An investor with some money can, however, purchase a tax lien. According to some data, 2017 saw some $14 billion in property taxes unpaid, showing just how big the tax lien market can be. According to the data, about one third of that money went to private investors who realized that there is potential for making money in properties with tax liens.
Why does this benefit governments? Because the government is simply looking to collect money on the taxes owed; if a private investor can make that happen by selling the tax lien, then it’s a win for the government, which otherwise might never have gotten paid the taxes it was owed.
But what we are concerned about here is the investment potential. So that leads us to the next question: how do investors make money on this?
Using a Self-Directed IRA to Invest in Tax Liens
Investors who purchase the tax lien then pay back the full amount of the lien to the issuer of the tax lien, usually a local municipality. The owner of the property now owes the investor this money. Typically, that can mean paying an interest rate above 10%, which results in significant returns for the investor. (“Typically,” also means that this can vary on a state-by-state basis, so make sure you know your state’s individual laws regarding these tax liens before you take any action.)

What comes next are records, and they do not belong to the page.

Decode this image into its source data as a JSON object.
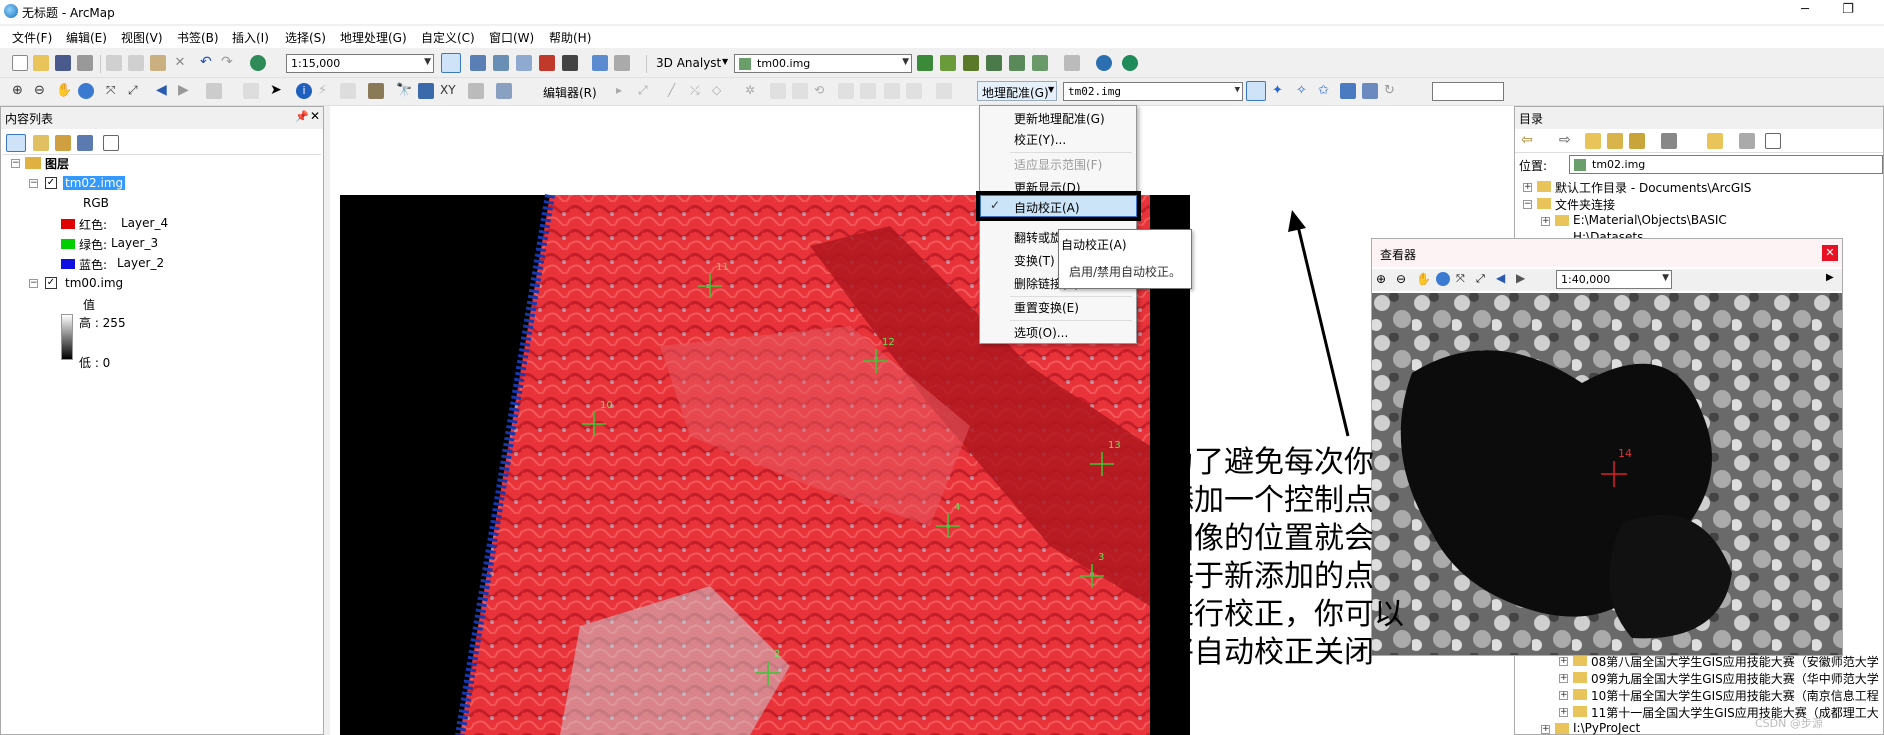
{
  "window": {
    "title": "无标题 - ArcMap"
  },
  "menubar": [
    "文件(F)",
    "编辑(E)",
    "视图(V)",
    "书签(B)",
    "插入(I)",
    "选择(S)",
    "地理处理(G)",
    "自定义(C)",
    "窗口(W)",
    "帮助(H)"
  ],
  "toolbar1": {
    "scale": "1:15,000",
    "analyst": "3D Analyst",
    "layer": "tm00.img"
  },
  "toolbar2": {
    "editor": "编辑器(R)",
    "georef": "地理配准(G)",
    "georef_layer": "tm02.img"
  },
  "toc": {
    "title": "内容列表",
    "root": "图层",
    "layers": [
      {
        "name": "tm02.img",
        "sub": "RGB",
        "bands": [
          {
            "label": "红色:",
            "value": "Layer_4",
            "color": "#e00000"
          },
          {
            "label": "绿色:",
            "value": "Layer_3",
            "color": "#00d000"
          },
          {
            "label": "蓝色:",
            "value": "Layer_2",
            "color": "#1010e0"
          }
        ]
      },
      {
        "name": "tm00.img",
        "sub": "值",
        "high": "高 : 255",
        "low": "低 : 0"
      }
    ]
  },
  "georef_menu": {
    "items": [
      {
        "label": "更新地理配准(G)",
        "enabled": true
      },
      {
        "label": "校正(Y)...",
        "enabled": true
      },
      {
        "label": "适应显示范围(F)",
        "enabled": false
      },
      {
        "label": "更新显示(D)",
        "enabled": true
      },
      {
        "label": "自动校正(A)",
        "enabled": true,
        "highlighted": true
      },
      {
        "label": "翻转或旋转(R)",
        "enabled": true
      },
      {
        "label": "变换(T)",
        "enabled": true
      },
      {
        "label": "删除链接(K)",
        "enabled": true
      },
      {
        "label": "重置变换(E)",
        "enabled": true
      },
      {
        "label": "选项(O)...",
        "enabled": true
      }
    ]
  },
  "tooltip": {
    "title": "自动校正(A)",
    "desc": "启用/禁用自动校正。"
  },
  "map": {
    "points": [
      "11",
      "12",
      "10",
      "13",
      "4",
      "3",
      "2"
    ]
  },
  "catalog": {
    "title": "目录",
    "location_label": "位置:",
    "location_value": "tm02.img",
    "items": [
      "默认工作目录 - Documents\\ArcGIS",
      "文件夹连接",
      "E:\\Material\\Objects\\BASIC",
      "H:\\Datasets",
      "08第八届全国大学生GIS应用技能大赛（安徽师范大学",
      "09第九届全国大学生GIS应用技能大赛（华中师范大学",
      "10第十届全国大学生GIS应用技能大赛（南京信息工程",
      "11第十一届全国大学生GIS应用技能大赛（成都理工大",
      "I:\\PyProJect"
    ]
  },
  "viewer": {
    "title": "查看器",
    "scale": "1:40,000",
    "point": "14"
  },
  "annotation": [
    "为了避免每次你",
    "添加一个控制点",
    "图像的位置就会",
    "基于新添加的点",
    "进行校正，你可以",
    "将自动校正关闭"
  ],
  "watermark": "CSDN @步源"
}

You might wonder why an investor might take on that sort of risk. If the owner of the property cannot pay the taxes, why would they be able to suddenly pay the investor? In actuality, the rates of this are actually quite high, which means a nice return for the investor. If the owner is unable to make these payments, the investor may be able to foreclose on the property, but Investopedia notes that this is a fairly rare occurrence.
Tips for Investing in Tax Liens
With returns that high, it’s easy to see why someone might be interested in adding tax liens to a Self-Directed IRA portfolio. Here are some tips for managing this kind of asset properly:
- Research, research, research. This is the kind of field that you do not want to simply plow into. You want to understand your state’s laws, how the auction process works, as well as your responsibilities as an investor in a tax lien. Knowing all of this beforehand should be considered essential.
- Build some experience in real estate first. If you have no experience in real estate at all, suddenly jumping into the deep end of tax liens can be a bit of overwhelming. It helps to know your way around real estate before you start the process of thinking about tax liens.
With a Self-Directed IRA, the investment value of a tax lien can be a great way to build for retirement. But you need to cover your bases first. Interested in learning more about Self-Directed IRAs? Contact American IRA, LLC at 866-7500-IRA (472) for a free consultation. Download our free guides or visit us online at www.AmericanIRA.com.